The Level Green Culture Blog

Behind the scenes and insider information for landscaping careers and green industry jobs.

Lindsay Tewell grew up in Calvert County, Md. as a tomboy, exploring the woods and splashing in streams.

She actually liked mowing her parents' lawn. Nature hikes renew her.

So after a stint working as a waitress, it makes sense that she made her way to a career in landscaping.

“My favorite thing is to be outside,” says Lindsay, a supervisor at Level Green Landscaping.

Lindsay has been working in landscaping for about five years, mostly at small companies. She worked her way up, learning new skills, mastering more complicated equipment, taking on more responsibility.

The Level Green story starts like a lot of great stories — with an intriguing idea and a conversation over lunch.

In this case, lunch was at Red Lobster. But Bill Hardy and Doug Delano could have been eating peanut butter sandwiches in a truck and still come to the same conclusion: they should start a landscaping company together.

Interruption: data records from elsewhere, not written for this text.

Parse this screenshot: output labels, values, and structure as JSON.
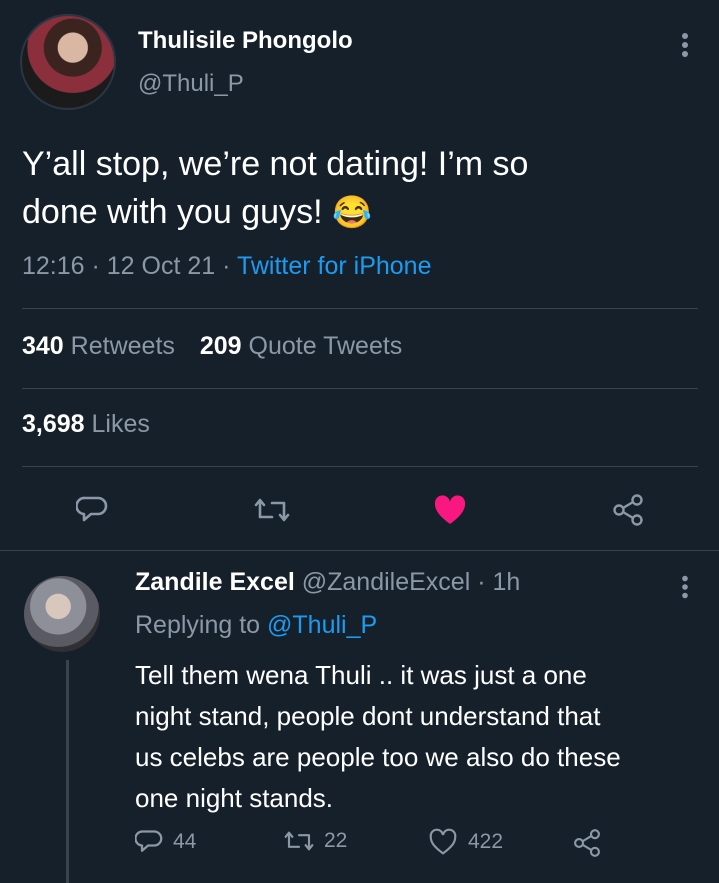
{
  "tweet": {
    "author_name": "Thulisile Phongolo",
    "author_handle": "@Thuli_P",
    "text_line1": "Y’all stop, we’re not dating! I’m so",
    "text_line2": "done with you guys!",
    "emoji": "😂",
    "time": "12:16 · 12 Oct 21 · ",
    "source": "Twitter for iPhone",
    "retweets_count": "340",
    "retweets_label": "Retweets",
    "quotes_count": "209",
    "quotes_label": "Quote Tweets",
    "likes_count": "3,698",
    "likes_label": "Likes",
    "liked": true,
    "accent_color": "#1d9bf0",
    "like_color": "#f91880"
  },
  "reply": {
    "author_name": "Zandile Excel",
    "author_handle": "@ZandileExcel · 1h",
    "replying_to_label": "Replying to",
    "replying_to_handle": "@Thuli_P",
    "text_lines": [
      "Tell them wena Thuli ..  it was just a one",
      "night stand, people dont understand that",
      "us celebs are people too we also do these",
      "one night stands."
    ],
    "reply_count": "44",
    "retweet_count": "22",
    "like_count": "422"
  }
}
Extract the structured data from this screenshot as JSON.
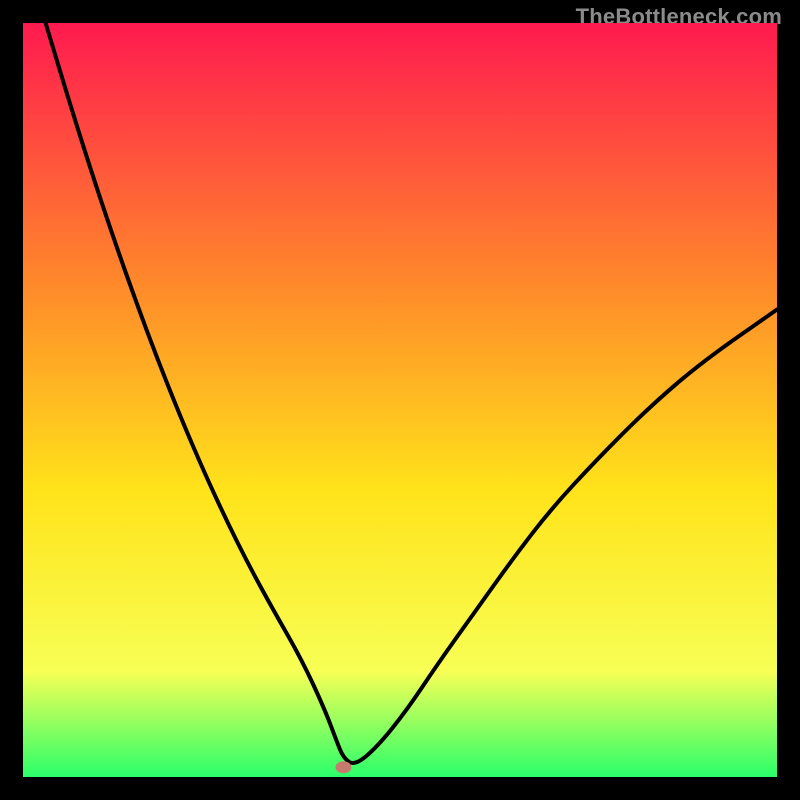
{
  "watermark": "TheBottleneck.com",
  "chart_data": {
    "type": "line",
    "title": "",
    "xlabel": "",
    "ylabel": "",
    "xlim": [
      0,
      100
    ],
    "ylim": [
      0,
      100
    ],
    "x": [
      3,
      6,
      9,
      12,
      15,
      18,
      21,
      24,
      27,
      30,
      33,
      37,
      40,
      41.5,
      42.5,
      44,
      47,
      51,
      55,
      60,
      65,
      70,
      76,
      83,
      90,
      100
    ],
    "values": [
      100,
      90,
      80.5,
      71.5,
      63,
      55,
      47.5,
      40.5,
      34,
      28,
      22.5,
      15.5,
      9,
      5,
      2.5,
      1.5,
      4,
      9,
      15,
      22,
      29,
      35.5,
      42,
      49,
      55,
      62
    ],
    "marker_point": {
      "x": 42.5,
      "y": 1.3
    },
    "gradient_colors": {
      "top": "#ff1a4f",
      "mid_upper": "#ff8a2a",
      "mid": "#ffe31a",
      "lower": "#f7ff55",
      "bottom": "#2aff6a"
    },
    "curve_color": "#000000",
    "marker_color": "#c97a6e"
  }
}
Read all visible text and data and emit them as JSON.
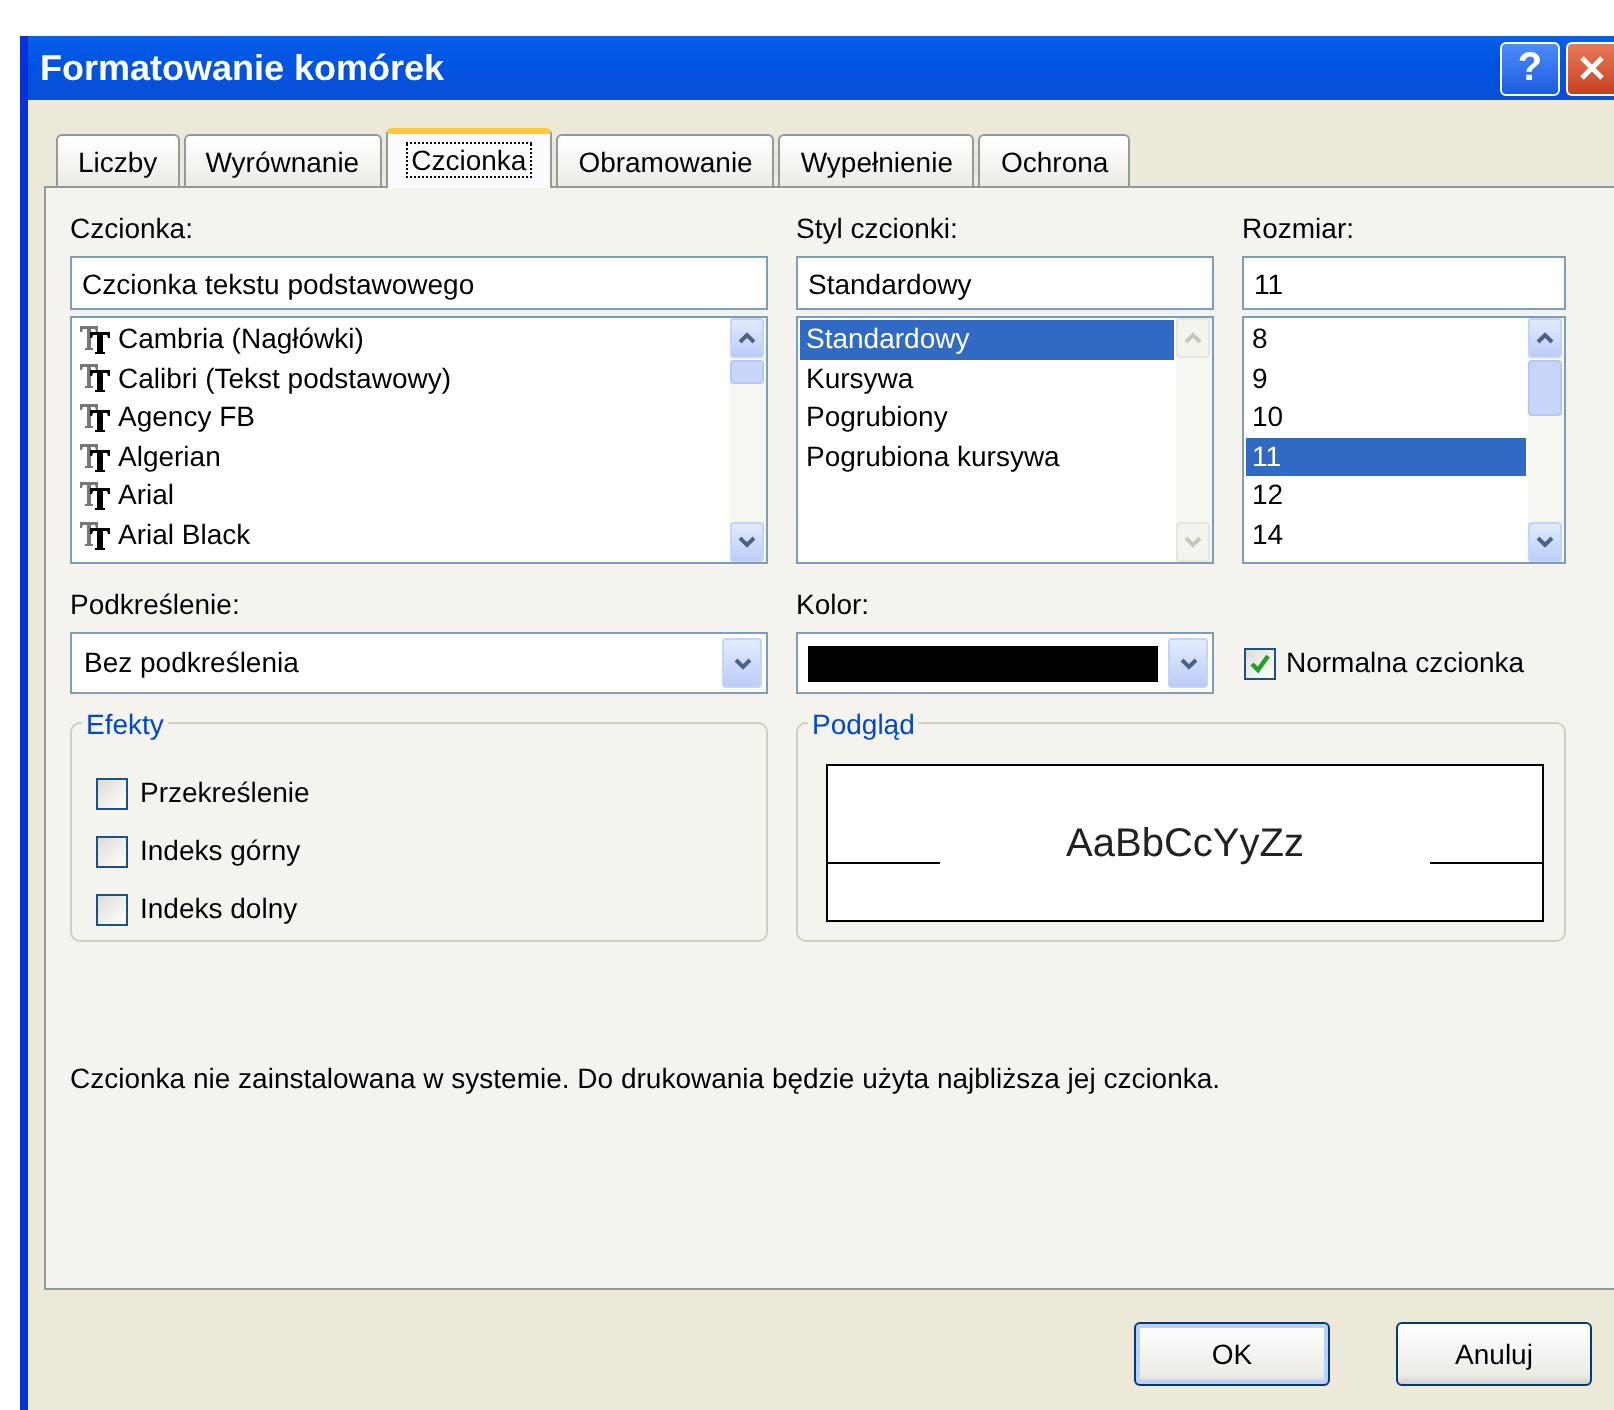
{
  "window": {
    "title": "Formatowanie komórek",
    "help_button": "?"
  },
  "tabs": [
    {
      "label": "Liczby",
      "selected": false
    },
    {
      "label": "Wyrównanie",
      "selected": false
    },
    {
      "label": "Czcionka",
      "selected": true
    },
    {
      "label": "Obramowanie",
      "selected": false
    },
    {
      "label": "Wypełnienie",
      "selected": false
    },
    {
      "label": "Ochrona",
      "selected": false
    }
  ],
  "font": {
    "label": "Czcionka:",
    "value": "Czcionka tekstu podstawowego",
    "scrollbar_disabled": false,
    "items": [
      {
        "label": "Cambria (Nagłówki)",
        "selected": false
      },
      {
        "label": "Calibri (Tekst podstawowy)",
        "selected": false
      },
      {
        "label": "Agency FB",
        "selected": false
      },
      {
        "label": "Algerian",
        "selected": false
      },
      {
        "label": "Arial",
        "selected": false
      },
      {
        "label": "Arial Black",
        "selected": false
      }
    ]
  },
  "style": {
    "label": "Styl czcionki:",
    "value": "Standardowy",
    "scrollbar_disabled": true,
    "items": [
      {
        "label": "Standardowy",
        "selected": true
      },
      {
        "label": "Kursywa",
        "selected": false
      },
      {
        "label": "Pogrubiony",
        "selected": false
      },
      {
        "label": "Pogrubiona kursywa",
        "selected": false
      }
    ]
  },
  "size": {
    "label": "Rozmiar:",
    "value": "11",
    "scrollbar_disabled": false,
    "items": [
      {
        "label": "8",
        "selected": false
      },
      {
        "label": "9",
        "selected": false
      },
      {
        "label": "10",
        "selected": false
      },
      {
        "label": "11",
        "selected": true
      },
      {
        "label": "12",
        "selected": false
      },
      {
        "label": "14",
        "selected": false
      }
    ]
  },
  "underline": {
    "label": "Podkreślenie:",
    "value": "Bez podkreślenia"
  },
  "color": {
    "label": "Kolor:",
    "color": "#000000"
  },
  "normal_font": {
    "label": "Normalna czcionka",
    "checked": true
  },
  "effects": {
    "title": "Efekty",
    "items": [
      {
        "label": "Przekreślenie",
        "checked": false
      },
      {
        "label": "Indeks górny",
        "checked": false
      },
      {
        "label": "Indeks dolny",
        "checked": false
      }
    ]
  },
  "preview": {
    "title": "Podgląd",
    "sample": "AaBbCcYyZz"
  },
  "note": "Czcionka nie zainstalowana w systemie. Do drukowania będzie użyta najbliższa jej czcionka.",
  "buttons": [
    {
      "label": "OK",
      "default": true
    },
    {
      "label": "Anuluj",
      "default": false
    }
  ]
}
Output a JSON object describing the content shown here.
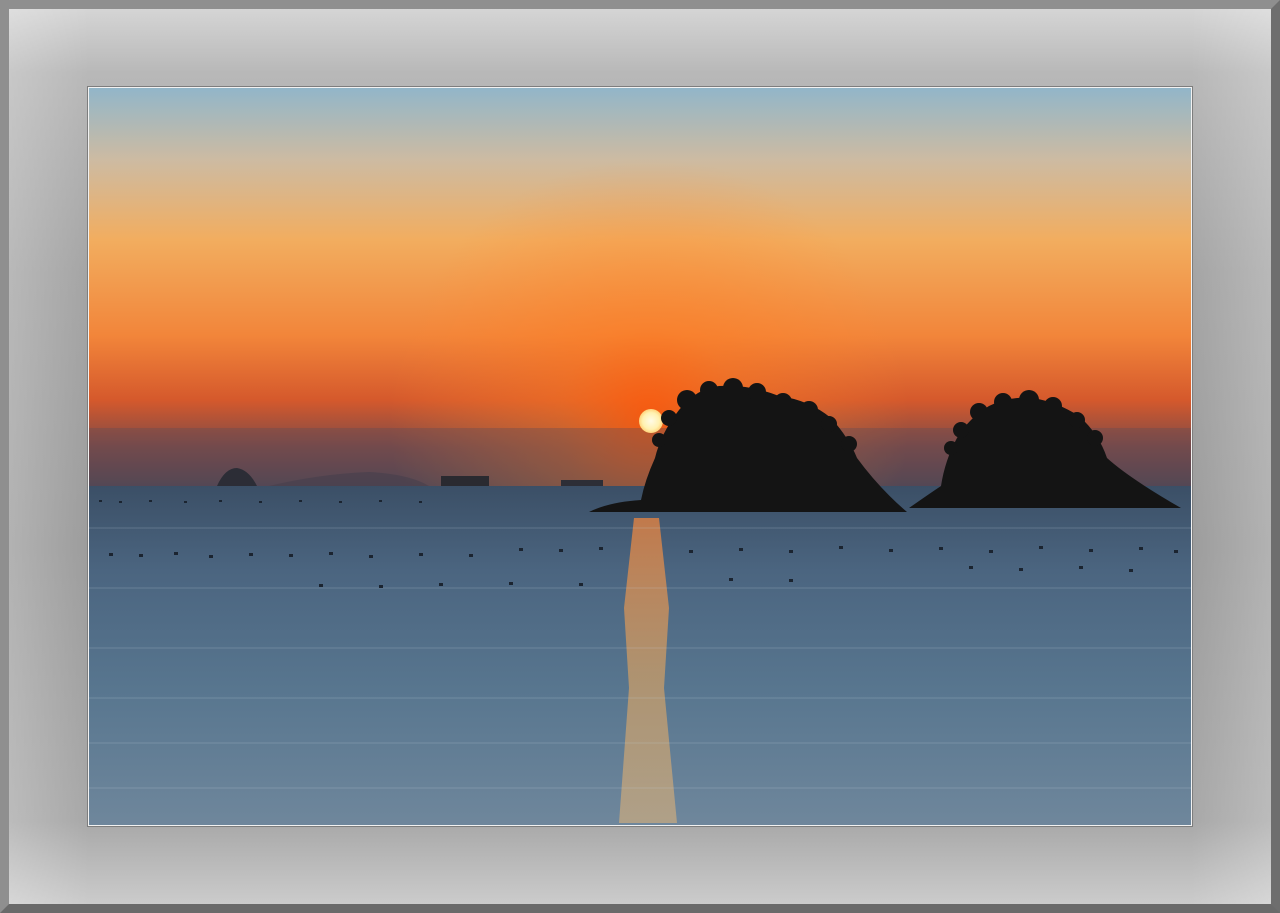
{
  "scene": {
    "subject": "sunset-over-sea-with-islands",
    "colors": {
      "sky_top": "#8fb3c4",
      "sky_mid": "#f3a24e",
      "sky_glow": "#f26a1a",
      "horizon_haze": "#5a4a52",
      "sun": "#fff4c0",
      "sea_top": "#3e556e",
      "sea_bottom": "#5c7c98",
      "island": "#151515",
      "mat": "#a3a3a3"
    }
  }
}
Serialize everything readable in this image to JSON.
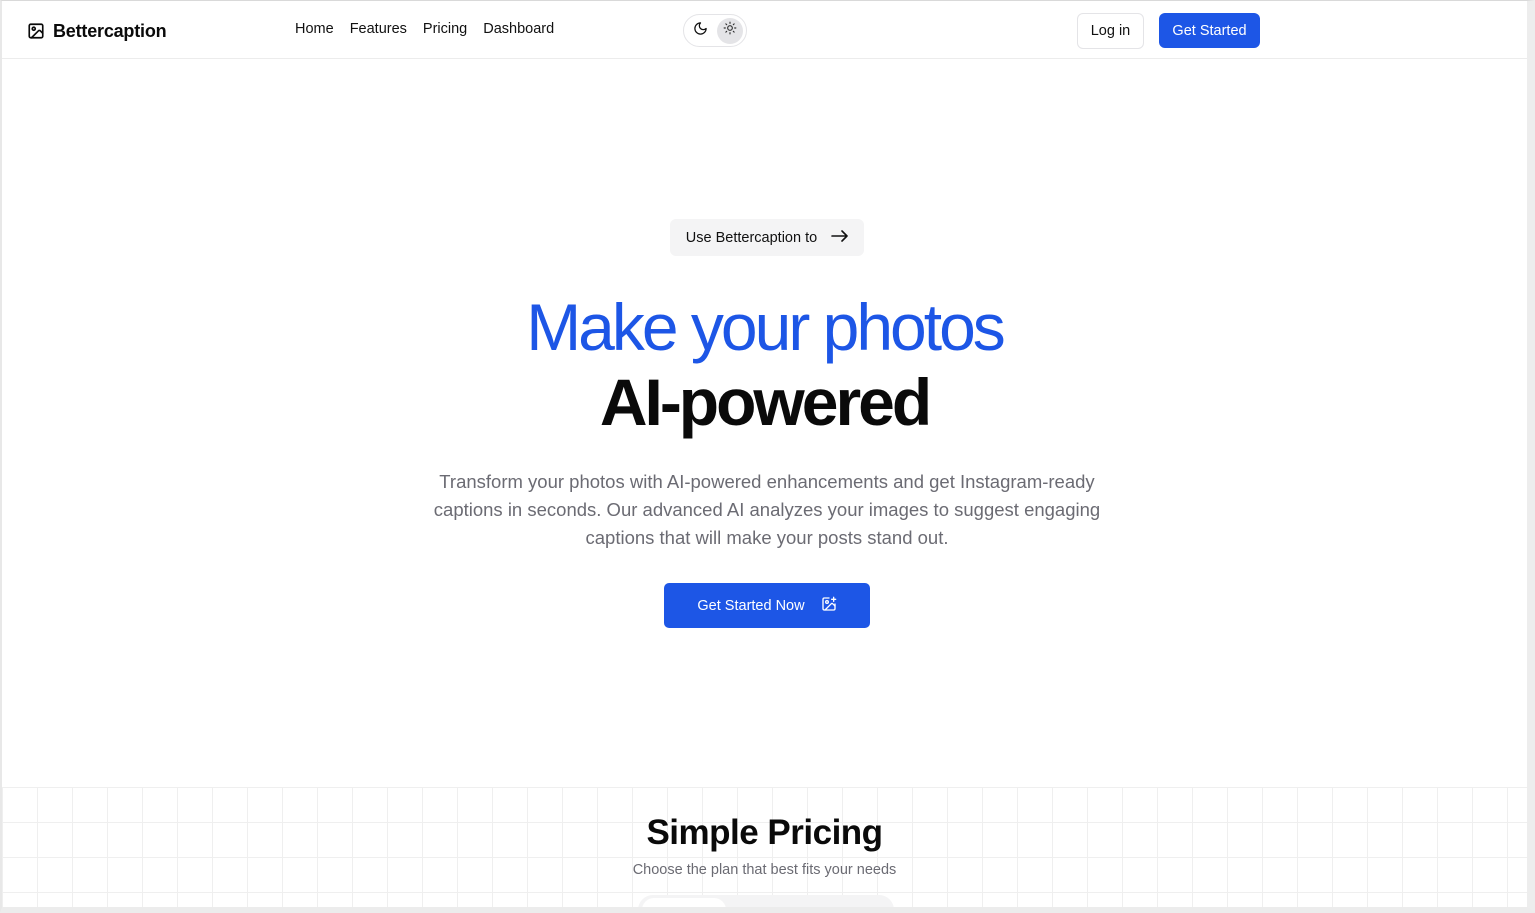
{
  "header": {
    "brand": "Bettercaption",
    "nav": [
      "Home",
      "Features",
      "Pricing",
      "Dashboard"
    ],
    "login_label": "Log in",
    "get_started_label": "Get Started"
  },
  "hero": {
    "pill_label": "Use Bettercaption to",
    "headline_line1": "Make your photos",
    "headline_line2": "AI-powered",
    "subtitle": "Transform your photos with AI-powered enhancements and get Instagram-ready captions in seconds. Our advanced AI analyzes your images to suggest engaging captions that will make your posts stand out.",
    "cta_label": "Get Started Now"
  },
  "pricing": {
    "title": "Simple Pricing",
    "subtitle": "Choose the plan that best fits your needs"
  },
  "colors": {
    "accent": "#1d56e6",
    "muted_text": "#6b6b73"
  },
  "icons": {
    "brand": "image-icon",
    "theme_dark": "moon-icon",
    "theme_light": "sun-icon",
    "pill": "arrow-right-icon",
    "cta": "image-plus-icon"
  }
}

The two friends had worked together for years at a Maryland landscaping company. Doug started out as a laborer and truck driver and worked his way up to supervisor, project manager, area manager and branch manager.

Bill started as assistant supervisor and moved on to be a supervisor, account manager and branch manager.

When Doug decided to start his own business, he immediately thought of Bill as the perfect business partner.

From the beginning, the pair had strong values and high standards.

Weeds fear Juan Olivar.

Growing up in El Salvador, he tended crops on his dad's property, always on the lookout for weeds.

When he came to the United States in 1983, he picked produce in California, knowing the best onions, tomatoes and peppers came from weed-free beds. He must have pulled thousands of weeds.

And now, as operations manager at Level Green landscaping, weeds don’t stand a chance.

When Margaret Hoffman's kids were in elementary school, their teachers told them their mom would make a great teacher.

A teacher? Hoffman laughed it off.

She was an urban forestry expert. A native plant lover. A landscape designer.

“I thought there was no way I had the patience to be a teacher,” she says.

Those grade school teachers were pretty smart.

These days, Hoffman is assistant professor of landscape contracting at Pennsylvania State University.

And she loves it.

Ashley Owens has kept in touch with the same potential landscaping client for eight years.

Year after year, he’s still happy with his current landscaping company. But one day, he might not be.

Then, she’ll pounce.

“It hasn’t turned into an opportunity yet, but the day his contractor slips up and makes him angry— I’ll be the one he calls,” says Ashley, business development manager with Level Green Landscaping.

“I just need a little crack in the door.”

On his first day at his new landscaping job, 18-year-old Paul Weaver gulped.

“They handed me the keys to a truck that was larger than anything I’d ever driven before and gave me a set of plans I didn’t know how to read,” he recalls. “My truck was full of Latinos who couldn’t speak English.

“I thought, ‘Do they think I'm somebody else?’”

He laughs.

“I muddled through, somehow, and made it.”

He made it all the way to a career as construction branch manager at Level Green Landscaping.

He must have done something right.